Showing posts with label south wage inflation. Show all posts

Friday, July 29, 2022

The money illusion in the South: Employers raise wages, but retail prices continue to rise faster

 Employment Cost Index - 12-month increase

Private Industry Workers' Wages and Salaries in the South

Current Dollars


Constant Dollars

Private industry costs for wages and salaries in the South rose 2.2% for the 2nd quarter (April-June) 2022, according to new information provided by the U.S. Bureau of Labor Statistics.  The increase occurred following increases of 1.0% in the 1st quarter of 2022 and 0.7% in the 4th quarter of 2021.

Over the past 12 months, southern employers’ payout of wages and salaries has risen 5.9%, the largest percentage increase in the series, which dates back to 2001. For private sector workers in the Atlanta-Athens area, the 12-month increase was 4.4%.

In comparison, nationally, private industry wages and salaries rose 1.6% in the 2nd quarter following increases of 1.4% and 1.0% in the previous two quarters.  Over the past year, employers’ cost for wages and salaries rose 5.7% for the nation.

Adjusting for inflation

While employer wage costs rose, they continued to fall behind the inflation rate of retail prices. Southern employers in private industry saw their costs for wages and salaries decline 1.0% over the quarter and 3.6% over the year when the dollars were adjusted for inflation.

For the U.S., private industry employers saw wages and salaries drop 1.4% over the quarter and decline 3.1% over the past 12 months when including adjustment for inflation.

Using another way of expressing the change over time for wages and salaries of private industry workers in the South, over the past 10 years, nominal (before inflation adjustment) wages have increased 31.3%.

Including the impact of inflation, this increase falls to a 1.8% cumulative increase over the past decade.

 Money illusion

One of the insidious effects of inflation is that workers see increases in their paychecks and feel wealthier even as their purchasing power declines. As a result, workers continue to spend based on their increasing nominal wages even though they are actually able to purchase less. This continuing propensity to spend actually contributes to inflation remaining elevated for a longer time period.

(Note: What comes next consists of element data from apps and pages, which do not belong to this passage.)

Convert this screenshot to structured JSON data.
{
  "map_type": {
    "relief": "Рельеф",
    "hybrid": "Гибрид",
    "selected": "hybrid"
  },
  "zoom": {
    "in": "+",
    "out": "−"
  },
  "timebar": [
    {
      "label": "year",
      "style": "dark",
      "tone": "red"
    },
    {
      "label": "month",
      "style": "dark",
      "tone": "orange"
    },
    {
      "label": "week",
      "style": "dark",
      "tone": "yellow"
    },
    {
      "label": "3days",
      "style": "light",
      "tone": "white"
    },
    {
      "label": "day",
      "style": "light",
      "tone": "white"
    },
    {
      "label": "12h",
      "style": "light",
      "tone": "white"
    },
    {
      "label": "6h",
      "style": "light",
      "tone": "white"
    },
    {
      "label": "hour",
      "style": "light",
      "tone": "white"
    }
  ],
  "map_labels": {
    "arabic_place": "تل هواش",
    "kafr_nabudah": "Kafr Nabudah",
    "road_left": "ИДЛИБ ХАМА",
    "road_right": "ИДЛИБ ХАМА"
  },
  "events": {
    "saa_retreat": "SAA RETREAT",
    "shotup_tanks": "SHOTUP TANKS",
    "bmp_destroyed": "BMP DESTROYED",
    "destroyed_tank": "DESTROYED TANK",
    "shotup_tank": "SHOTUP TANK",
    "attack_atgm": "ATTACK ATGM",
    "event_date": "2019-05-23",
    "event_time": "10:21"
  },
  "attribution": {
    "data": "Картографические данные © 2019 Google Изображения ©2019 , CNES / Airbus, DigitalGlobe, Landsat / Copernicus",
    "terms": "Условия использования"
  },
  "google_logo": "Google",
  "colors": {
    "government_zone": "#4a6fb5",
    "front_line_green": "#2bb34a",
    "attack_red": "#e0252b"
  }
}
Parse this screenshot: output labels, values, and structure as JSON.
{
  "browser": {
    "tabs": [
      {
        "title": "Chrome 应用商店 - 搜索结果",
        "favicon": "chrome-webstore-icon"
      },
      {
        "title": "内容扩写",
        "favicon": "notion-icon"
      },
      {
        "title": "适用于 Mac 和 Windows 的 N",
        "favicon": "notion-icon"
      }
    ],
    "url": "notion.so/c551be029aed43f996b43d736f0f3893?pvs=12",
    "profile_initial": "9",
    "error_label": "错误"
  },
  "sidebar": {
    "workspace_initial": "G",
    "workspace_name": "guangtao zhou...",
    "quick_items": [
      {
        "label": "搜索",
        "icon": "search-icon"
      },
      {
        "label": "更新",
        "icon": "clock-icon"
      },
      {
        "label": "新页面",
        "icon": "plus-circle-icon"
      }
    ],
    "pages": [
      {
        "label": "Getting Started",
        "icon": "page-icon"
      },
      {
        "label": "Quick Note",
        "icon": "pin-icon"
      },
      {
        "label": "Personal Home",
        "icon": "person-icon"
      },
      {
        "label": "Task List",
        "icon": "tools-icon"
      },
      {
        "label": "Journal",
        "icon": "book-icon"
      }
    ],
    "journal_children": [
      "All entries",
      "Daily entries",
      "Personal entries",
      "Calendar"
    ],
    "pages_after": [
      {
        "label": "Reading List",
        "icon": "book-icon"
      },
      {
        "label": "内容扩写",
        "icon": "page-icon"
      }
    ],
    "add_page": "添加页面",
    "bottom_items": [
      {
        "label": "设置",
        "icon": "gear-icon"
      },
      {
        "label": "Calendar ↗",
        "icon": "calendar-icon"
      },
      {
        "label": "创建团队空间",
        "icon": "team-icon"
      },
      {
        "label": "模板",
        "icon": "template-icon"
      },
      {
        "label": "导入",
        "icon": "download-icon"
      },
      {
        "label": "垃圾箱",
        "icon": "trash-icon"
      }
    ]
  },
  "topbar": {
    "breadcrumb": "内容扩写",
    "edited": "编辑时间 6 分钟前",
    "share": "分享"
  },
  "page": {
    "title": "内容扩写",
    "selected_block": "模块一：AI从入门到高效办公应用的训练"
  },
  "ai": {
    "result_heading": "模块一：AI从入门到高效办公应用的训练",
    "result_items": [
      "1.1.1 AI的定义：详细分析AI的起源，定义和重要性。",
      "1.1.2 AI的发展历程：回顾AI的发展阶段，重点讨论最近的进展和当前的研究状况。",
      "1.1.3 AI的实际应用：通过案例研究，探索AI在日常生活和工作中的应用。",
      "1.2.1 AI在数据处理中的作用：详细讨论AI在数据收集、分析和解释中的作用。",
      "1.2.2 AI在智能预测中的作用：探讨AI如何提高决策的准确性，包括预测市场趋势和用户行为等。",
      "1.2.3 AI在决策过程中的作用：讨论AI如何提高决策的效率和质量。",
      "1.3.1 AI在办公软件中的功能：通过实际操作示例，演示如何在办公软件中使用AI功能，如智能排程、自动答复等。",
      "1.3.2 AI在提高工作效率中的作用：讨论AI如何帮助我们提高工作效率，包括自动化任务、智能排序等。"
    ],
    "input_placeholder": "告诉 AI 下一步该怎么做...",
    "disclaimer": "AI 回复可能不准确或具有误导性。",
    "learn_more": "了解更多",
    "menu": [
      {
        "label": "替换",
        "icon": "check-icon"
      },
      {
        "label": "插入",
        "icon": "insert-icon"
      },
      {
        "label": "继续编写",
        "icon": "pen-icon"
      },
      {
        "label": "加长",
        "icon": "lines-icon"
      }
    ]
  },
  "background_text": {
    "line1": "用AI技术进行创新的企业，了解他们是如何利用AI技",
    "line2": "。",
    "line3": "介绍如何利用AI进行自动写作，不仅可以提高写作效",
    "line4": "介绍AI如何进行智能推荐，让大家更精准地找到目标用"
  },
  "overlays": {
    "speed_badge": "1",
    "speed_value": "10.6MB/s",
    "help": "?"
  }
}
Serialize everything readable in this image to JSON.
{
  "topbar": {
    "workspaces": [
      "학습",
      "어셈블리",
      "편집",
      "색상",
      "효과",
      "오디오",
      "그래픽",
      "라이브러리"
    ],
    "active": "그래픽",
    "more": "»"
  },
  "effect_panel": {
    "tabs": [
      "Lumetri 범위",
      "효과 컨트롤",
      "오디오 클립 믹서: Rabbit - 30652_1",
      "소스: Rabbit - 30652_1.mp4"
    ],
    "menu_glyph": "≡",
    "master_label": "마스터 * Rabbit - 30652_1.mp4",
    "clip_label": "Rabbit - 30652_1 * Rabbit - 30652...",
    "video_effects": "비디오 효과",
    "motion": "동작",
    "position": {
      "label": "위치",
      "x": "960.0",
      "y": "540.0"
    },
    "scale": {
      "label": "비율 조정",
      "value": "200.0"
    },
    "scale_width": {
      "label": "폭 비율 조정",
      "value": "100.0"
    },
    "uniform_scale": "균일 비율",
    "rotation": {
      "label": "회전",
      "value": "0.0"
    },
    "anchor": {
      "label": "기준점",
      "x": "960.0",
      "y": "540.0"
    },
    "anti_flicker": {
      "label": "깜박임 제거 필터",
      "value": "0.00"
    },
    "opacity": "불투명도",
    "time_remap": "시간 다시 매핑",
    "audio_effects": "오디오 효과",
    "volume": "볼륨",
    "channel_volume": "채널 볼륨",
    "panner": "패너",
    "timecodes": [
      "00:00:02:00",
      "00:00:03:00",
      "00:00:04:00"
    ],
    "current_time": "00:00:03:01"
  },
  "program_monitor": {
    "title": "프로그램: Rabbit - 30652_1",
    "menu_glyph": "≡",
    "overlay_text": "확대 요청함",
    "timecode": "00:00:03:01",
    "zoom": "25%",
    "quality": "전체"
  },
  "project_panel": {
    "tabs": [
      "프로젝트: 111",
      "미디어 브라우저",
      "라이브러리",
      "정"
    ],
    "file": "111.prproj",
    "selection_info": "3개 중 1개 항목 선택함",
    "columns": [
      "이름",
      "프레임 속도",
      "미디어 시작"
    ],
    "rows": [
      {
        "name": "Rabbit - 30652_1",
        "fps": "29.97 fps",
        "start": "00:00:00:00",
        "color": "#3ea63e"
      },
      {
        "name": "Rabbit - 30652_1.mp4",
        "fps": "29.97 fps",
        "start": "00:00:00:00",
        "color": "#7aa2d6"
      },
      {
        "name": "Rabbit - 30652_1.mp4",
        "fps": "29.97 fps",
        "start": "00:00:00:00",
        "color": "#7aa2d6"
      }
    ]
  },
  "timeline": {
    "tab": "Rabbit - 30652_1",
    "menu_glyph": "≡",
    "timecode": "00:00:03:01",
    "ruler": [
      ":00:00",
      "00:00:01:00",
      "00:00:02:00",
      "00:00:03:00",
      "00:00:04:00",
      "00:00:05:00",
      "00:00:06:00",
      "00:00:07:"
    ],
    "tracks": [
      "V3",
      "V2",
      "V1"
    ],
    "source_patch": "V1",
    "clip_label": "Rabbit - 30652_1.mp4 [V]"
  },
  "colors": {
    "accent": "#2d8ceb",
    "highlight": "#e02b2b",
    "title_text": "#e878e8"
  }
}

Only when inflation hits high levels will workers adjust their spending and/or begin to demand higher wages to compensate for their declining purchasing power.